* **Problem statement**: Reproduce the whole of the data exactly.

+++ Supplied data

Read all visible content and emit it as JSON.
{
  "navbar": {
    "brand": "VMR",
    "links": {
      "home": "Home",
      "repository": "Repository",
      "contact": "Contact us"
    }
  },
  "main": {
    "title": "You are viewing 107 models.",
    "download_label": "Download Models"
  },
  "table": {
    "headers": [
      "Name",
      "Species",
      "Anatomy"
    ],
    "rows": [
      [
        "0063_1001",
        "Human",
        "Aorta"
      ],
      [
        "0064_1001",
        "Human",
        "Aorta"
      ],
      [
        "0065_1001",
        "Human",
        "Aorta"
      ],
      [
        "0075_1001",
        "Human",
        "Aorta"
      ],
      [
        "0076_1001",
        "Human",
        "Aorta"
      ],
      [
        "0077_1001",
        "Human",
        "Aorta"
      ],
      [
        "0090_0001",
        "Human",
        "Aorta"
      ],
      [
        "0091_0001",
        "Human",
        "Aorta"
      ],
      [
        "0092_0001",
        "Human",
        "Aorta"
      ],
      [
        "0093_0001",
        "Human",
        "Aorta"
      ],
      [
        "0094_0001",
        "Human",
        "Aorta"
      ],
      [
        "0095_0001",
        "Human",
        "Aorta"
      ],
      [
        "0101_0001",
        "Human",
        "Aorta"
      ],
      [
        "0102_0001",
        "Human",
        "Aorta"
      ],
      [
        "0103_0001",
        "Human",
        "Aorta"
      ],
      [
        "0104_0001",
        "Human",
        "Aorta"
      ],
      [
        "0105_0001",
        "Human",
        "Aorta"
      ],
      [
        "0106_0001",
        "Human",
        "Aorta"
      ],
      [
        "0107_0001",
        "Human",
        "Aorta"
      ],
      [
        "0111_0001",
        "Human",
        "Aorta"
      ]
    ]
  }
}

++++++

* **Response for this exercise**:
Read all visible content and emit it as JSON.
{
  "navbar": {
    "brand": "VMR",
    "links": {
      "home": "Home",
      "repository": "Repository",
      "contact": "Contact us"
    }
  },
  "main": {
    "title": "You are viewing 107 models.",
    "download_label": "Download Models"
  },
  "table": {
    "headers": [
      "Name",
      "Species",
      "Anatomy"
    ],
    "rows": [
      [
        "0063_1001",
        "Human",
        "Aorta"
      ],
      [
        "0064_1001",
        "Human",
        "Aorta"
      ],
      [
        "0065_1001",
        "Human",
        "Aorta"
      ],
      [
        "0075_1001",
        "Human",
        "Aorta"
      ],
      [
        "0076_1001",
        "Human",
        "Aorta"
      ],
      [
        "0077_1001",
        "Human",
        "Aorta"
      ],
      [
        "0090_0001",
        "Human",
        "Aorta"
      ],
      [
        "0091_0001",
        "Human",
        "Aorta"
      ],
      [
        "0092_0001",
        "Human",
        "Aorta"
      ],
      [
        "0093_0001",
        "Human",
        "Aorta"
      ],
      [
        "0094_0001",
        "Human",
        "Aorta"
      ],
      [
        "0095_0001",
        "Human",
        "Aorta"
      ],
      [
        "0101_0001",
        "Human",
        "Aorta"
      ],
      [
        "0102_0001",
        "Human",
        "Aorta"
      ],
      [
        "0103_0001",
        "Human",
        "Aorta"
      ],
      [
        "0104_0001",
        "Human",
        "Aorta"
      ],
      [
        "0105_0001",
        "Human",
        "Aorta"
      ],
      [
        "0106_0001",
        "Human",
        "Aorta"
      ],
      [
        "0107_0001",
        "Human",
        "Aorta"
      ],
      [
        "0111_0001",
        "Human",
        "Aorta"
      ]
    ]
  }
}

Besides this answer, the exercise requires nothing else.